Especially when we are young, books give coherence to whatever emotions are tangled up inside us; years later, it can seem inexplicable why a particular book appeared a revelation. There are books I don’t return to now for the same reason that I don’t go back to certain places: I don’t want my memories altered.
Mostly what has stayed with me from things read long ago is poetry. At Presidency College, Calcutta, a friend opened my world to poets I had never encountered. We would rummage through piles of books at the chaotic pavement stalls on College Street, begging shopkeepers for instalment plans to buy them on, and this way I discovered Philip Larkin, Emily Dickinson, Elizabeth Bishop. One of the books I always have on my desk now is by Anne Stevenson, whose ‘Correspondences, A Family History in Letters’, is a remarkable set of poems that builds up the narrative of a troubled family in jigsaw puzzle fashion through poem-letters written in different voices.
It was at Presidency too, that I understood how much I was missing by not reading in Bengali. It is my mother-tongue, but my school reading in places far away from Bengal was in English and Hindi, and crowded out all else. As a result, I read Bibhutibhushan Banerji’s Pather Panchali (Song of the Road) in translation the first time: it was a set text for my brother’s class and carved itself in stone in my eleven-year-old head. The need to know it in its original language made me start reading in Bengali again. A slim novel about siblings growing up in poverty in rural Bengal, it is so tragic it makes you cry, yet tender and true about the human capacity for joy in the grimmest circumstances.

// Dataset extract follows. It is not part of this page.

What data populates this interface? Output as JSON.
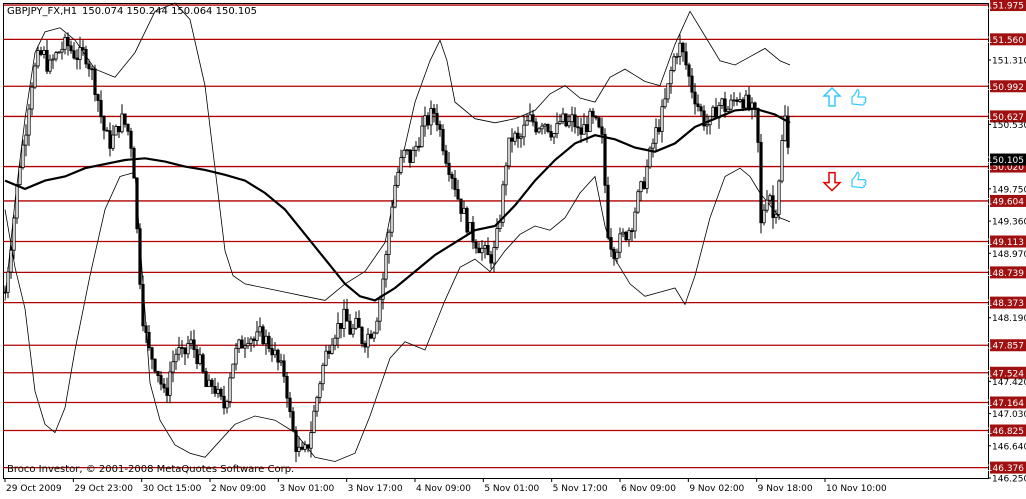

During an undergraduate degree at Cambridge that entailed digesting one British writer per week, a copy of Chekhov’s novellas fell into my hands at a second-hand stall. It included his story, The Duel, which begins with a pitilessly accurate description of failed love and develops into a poignant, comic story. Until then I had known Chekhov as a playwright. The Duel demonstrated his genius for creating complete social universes and living people through the briefest flashes of unexpected, seemingly pointless detail that work together to reveal the depths of emotion and pain that exist in the unlikeliest of us.
In Delhi, after two numbing years of editorial plodding through dense scholarly manuscripts, the singer Sheila Dhar’s book landed on my desk, meteor-like. Raga n’ Josh, containing essays on her life in Hindustani music, is unmatched for its rich blend of observation, learning, and brilliant story-telling. We met as strangers — author and editor — and in a few months, my husband (also a publisher) and I were both under the spell of her great wit and intellect, and her infectious sense of fun. She could turn dreary days into carnivals, stealing us on impulse from our desks for lunches at which she ate everything forbidden her, sang, mimicked, and planned future books. Dutifully, we scribbled deadlines and outlines into diaries, sustaining the pretence that these were working lunches.
Because it wasn’t really pretence. This is how books get made: in an alchemical process, through chance collisions of people, places, energies, thoughts, ideas. Many of those books make it to our shelves. A few make their homes within us.